I think about this question a lot: in the past decade I've lived in three towns, quit jobs, started school, moved into a different field, and every time I left some friends behind.

And I agree that very often new parents are so busy and just plain tired that they can't keep up the demands of friendship. Because friendship is demanding: it requires some time and attention to maintain. People living in a crisis (e.g. a new baby, a serious illness, a financial disaster, a new house) don't have time or attention to spare.

But it's okay for friendship to be fluid. When a friend is in crisis, happy or sad, I try to give support without making demands, and when stasis returns, those friendships often rebound stronger than ever. A little flexibility, a lot of patience, and an assumption of mutual goodwill: that's what keeps most of my friendships strong.

My childhood friend Elli (with whom I share a blog) and I have known each other since we were seven, but since we were teenagers, we've lived at a distance of miles or continents. Pre-internet, we had many periods when our friendship went dormant for a while, but it always came back. I've learned to trust that strong friendships can run silent for a bit, biding their time underwater, to resurface when they're ready.

I have one beloved old friend who is dreadful at keeping in touch, but whenever he comes East for business, he adds a day and makes a detour to sleep on my floor and drink my beer. Every three or four years we have a volley of emails arranging details, then he walks in the door and we pick up our chatter as if he'd been out of town for a week, and we both feel it. It's amazing to me how resilient friendship can be.

As much as I have GRARRed about Facebook, I use it, mostly because it keeps in daily touch with one or two distant friends (and with my nieces and nephews). That conversational back-and-forth feels very immediate in a way that email doesn't, especially since it's open to their (or my) more immediate social circle, too.

When The Fella and I got married last year, compiling a guest list --- though a very happy task --- was also a reminder of how many people have vanished from my life, one way or another. Of course, deciding whether to invite old friends also proved to be a pretty solid measurement of my remaining feeling for them: would they care? would they feel obligated to attend, but little joy? what is the residual essence of our friendship?

And I also know that new friends pop up in unexpected places. If we count the faceless ether creatures I know only online, I've made dozens of new friends in the last few years. A few of those have also blossomed into face-to-face friendships. (I don't think face-to-face friendships are more "real" than online friendships, but it adds another dimension.) Only some of the people I know online are real friends, just as only some of the people I know face-to-face are real friends: people who have celebrated my joys and supported me in grief and who share their joy and grief with me and let me stand by them, who make me happy and thoughtful and angry and cheerful, and whose jokes make me snorf milk out my nose.
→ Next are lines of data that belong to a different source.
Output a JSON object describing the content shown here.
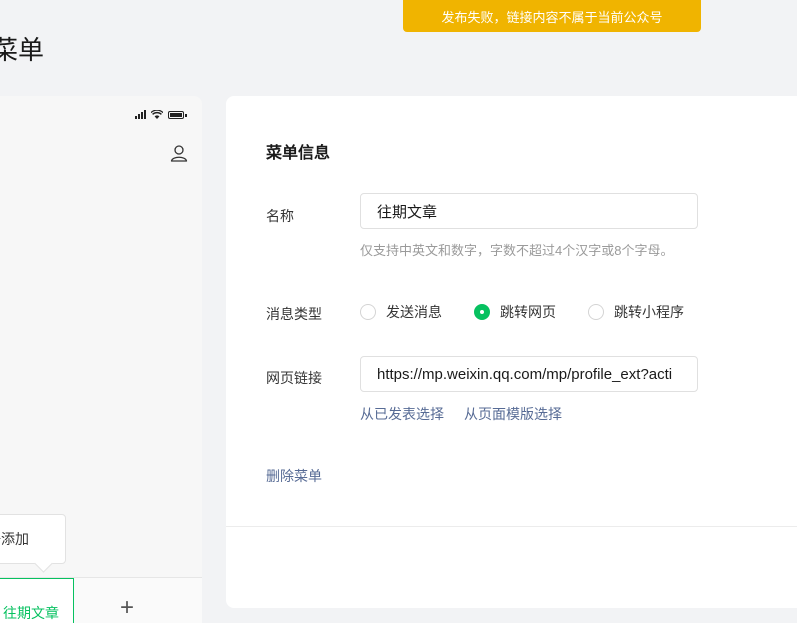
{
  "toast": {
    "text": "发布失败，链接内容不属于当前公众号"
  },
  "page": {
    "title": "菜单"
  },
  "phone": {
    "popup_add_label": "添加",
    "menu_items": [
      "往期文章"
    ],
    "add_symbol": "+"
  },
  "menu_info": {
    "title": "菜单信息",
    "name_label": "名称",
    "name_value": "往期文章",
    "name_hint": "仅支持中英文和数字，字数不超过4个汉字或8个字母。",
    "type_label": "消息类型",
    "type_options": [
      "发送消息",
      "跳转网页",
      "跳转小程序"
    ],
    "type_selected": "跳转网页",
    "url_label": "网页链接",
    "url_value": "https://mp.weixin.qq.com/mp/profile_ext?acti",
    "select_published": "从已发表选择",
    "select_template": "从页面模版选择",
    "delete_label": "删除菜单"
  },
  "colors": {
    "accent": "#07c160",
    "warning": "#f0b400",
    "link": "#576b95"
  }
}
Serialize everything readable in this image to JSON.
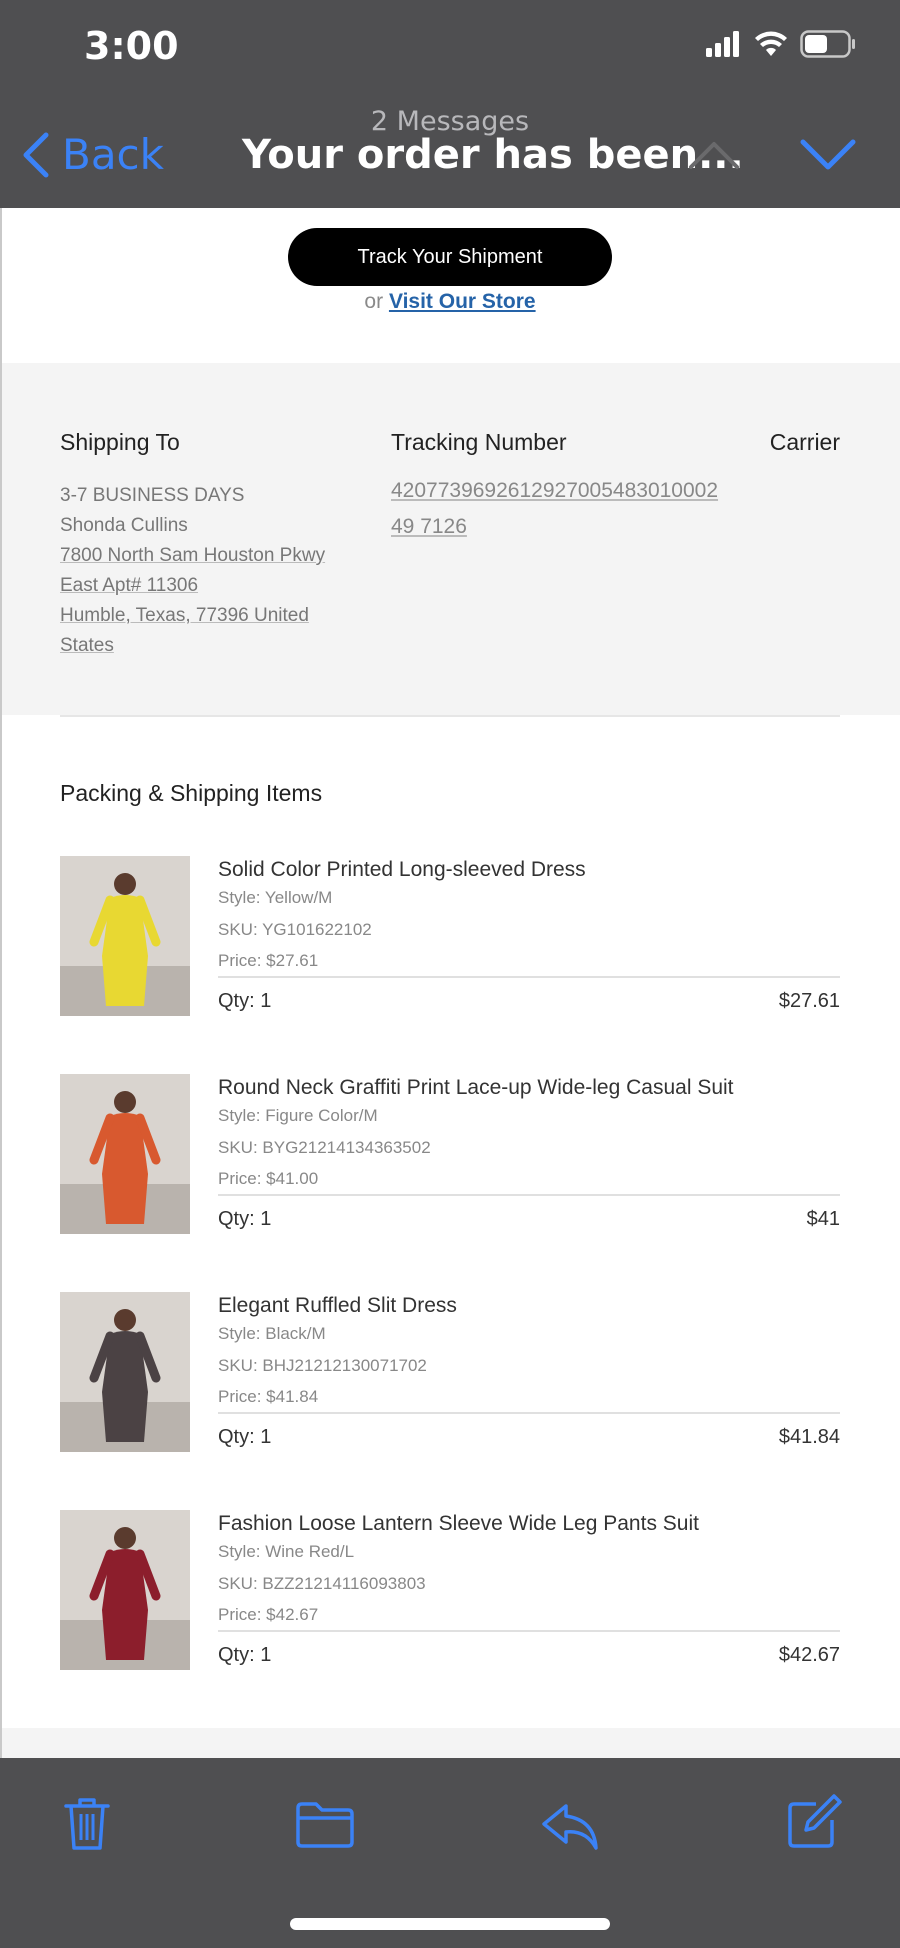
{
  "status": {
    "time": "3:00"
  },
  "nav": {
    "back_label": "Back",
    "subtitle": "2 Messages",
    "title": "Your order has been..."
  },
  "email": {
    "track_button": "Track Your Shipment",
    "or_text": "or",
    "visit_store": "Visit Our Store",
    "shipping": {
      "shipping_to_label": "Shipping To",
      "tracking_label": "Tracking Number",
      "carrier_label": "Carrier",
      "service": "3-7 BUSINESS DAYS",
      "name": "Shonda Cullins",
      "address_line1": "7800 North Sam Houston Pkwy",
      "address_line2": "East Apt# 11306",
      "address_line3": "Humble, Texas, 77396 United",
      "address_line4": "States",
      "tracking_number": "420773969261292700548301000249 7126"
    },
    "items_title": "Packing & Shipping Items",
    "items": [
      {
        "name": "Solid Color Printed Long-sleeved Dress",
        "style": "Style: Yellow/M",
        "sku": "SKU: YG101622102",
        "price": "Price: $27.61",
        "qty": "Qty: 1",
        "total": "$27.61",
        "img_color": "#e8d832"
      },
      {
        "name": "Round Neck Graffiti Print Lace-up Wide-leg Casual Suit",
        "style": "Style: Figure Color/M",
        "sku": "SKU: BYG21214134363502",
        "price": "Price: $41.00",
        "qty": "Qty: 1",
        "total": "$41",
        "img_color": "#d8592f"
      },
      {
        "name": "Elegant Ruffled Slit Dress",
        "style": "Style: Black/M",
        "sku": "SKU: BHJ21212130071702",
        "price": "Price: $41.84",
        "qty": "Qty: 1",
        "total": "$41.84",
        "img_color": "#4b4244"
      },
      {
        "name": "Fashion Loose Lantern Sleeve Wide Leg Pants Suit",
        "style": "Style: Wine Red/L",
        "sku": "SKU: BZZ21214116093803",
        "price": "Price: $42.67",
        "qty": "Qty: 1",
        "total": "$42.67",
        "img_color": "#8c1e2c"
      }
    ]
  },
  "toolbar": {
    "icons": [
      "trash-icon",
      "folder-icon",
      "reply-icon",
      "compose-icon"
    ]
  },
  "colors": {
    "accent": "#3b82f6",
    "bar_bg": "#4f4f51"
  }
}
And I want to thank you for posting this. In between paragraphs, I shot off an email to an old friend I almost never get to see... and got an immediate answer saying that she'd love to come visit, and sharing some amazingly good news. I'm all teary-eyed over her happiness, and I might not have contacted her without that little nudge.
posted by Elsa 23 June | 15:27
Thanks for such thoughtful comments! It's good to know I'm not alone in this. It's not like I'm leaving my old friends alone, but I have to admit I feel a twinge of guilt at going out to meet new people instead of inviting my existing friends over.
posted by punch 23 June | 19:48
Wow what thoughtful comments Miko and Elsa!

I came to chirp in that for friends who have new babies things change very quickly so while there may be a quiet time in your relationship with them all too soon down the track kids go to school and your friends are more available again. So don't write them off totally - just put them in a different basket for a while. Also arents are still desperate to speak in full sentences so creative outings involving large outdoor roaming areas are good to go to.
posted by gomichild 24 June | 19:08
Earthquake. || Good lord,